Fast forward a few hours – I am now indoors – getting ready for the dinner rush.  Silver cutlery is all polished. No need for gloves here as it is lovely and toasty and with the candles now lit on each table, the soft atmosphere is warm and inviting.  The sun has set, but there is still a gentle light outside.  The wind has abated and the loch is like a mirror with it almost impossible to tell where the sky starts and where it ends with the perfect reflections of the surroundings in these still waters.  The seagulls have retired to bed and the only sound which can be heard above the crackle of the fires and the mellow background music playing in the restaurant is the low hum of the local fishing boat coming back after a day out at sea, lights glowing brightly in the early evening, bearing their catch of the day. Dinner guests start arriving and there is the hum of conversations as tales of their adventures of the day unfold. Inside the kitchen as the night progresses, tables are being called, food orders being served in an almost regimental fashion where the customer’s needs are catered for diligently, the movement of the swing doors in and out of the kitchen could create enough energy on their own to power the entire village.
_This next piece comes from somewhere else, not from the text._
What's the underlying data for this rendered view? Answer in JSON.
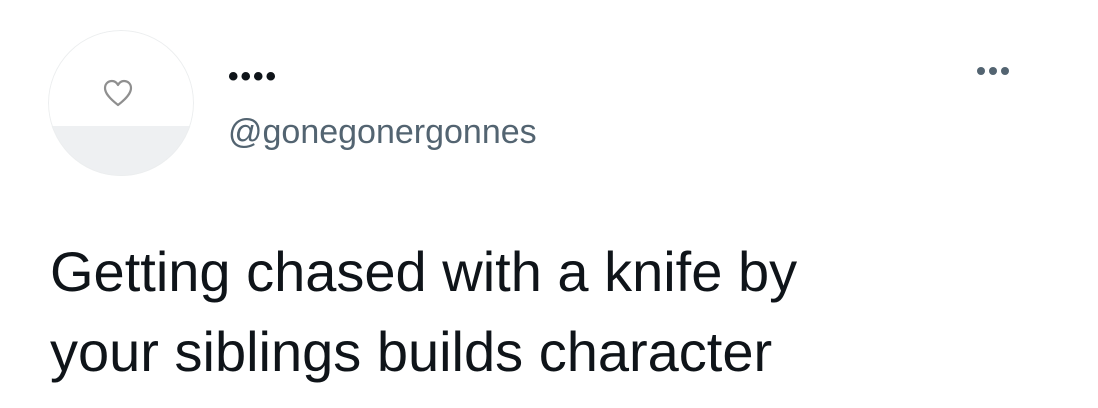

On really busy nights my fitbit step counter feels like it goes into overdrive tallying up more than 20000 steps in a day, and that’s not including my magical morning runs. And this is work.


Other days, doing a housekeeping shift, may not be as picturesque, but the environment somehow still carries the magic with it. Music in my ears, my body being worked hard physically, which in itself is an added bonus, almost like being paid to go to gym without the mundaneness, repetitiveness and sterility of a gym workout, where I can stop in between “repeats” and just absorb my surroundings.  And this is work.

It amazes me daily how in this remote location, everything works and runs like a well-oiled engine. Yes, there are hiccups, but nothing is insurmountable.  Maybe it is coming to work here in the Scottish Highlands, far away from my own beautiful, vibrant, but rather chaotic non law-abiding home country that I see how different life can be. The weekly refuse collectors, arrive in spotless vehicles, at the same time each week, and get invited in for breakfast and coffee before moving onto the next village. Post is collected and delivered daily, with a parcel taking only 2 days to get to its destination. Being so remote, the Royal Bank of Scotland, also make a weekly trip out for anyone needing to do some banking.  The public toilets get cleaned daily by the local council. And so much more.

All I can say is that I must have done something right in my life to have the opportunity to be able to work in this amazing environment, which feeds my soul daily and at the same time be able to make the rather long hop, skip and jump back home to get my family and chaos fix.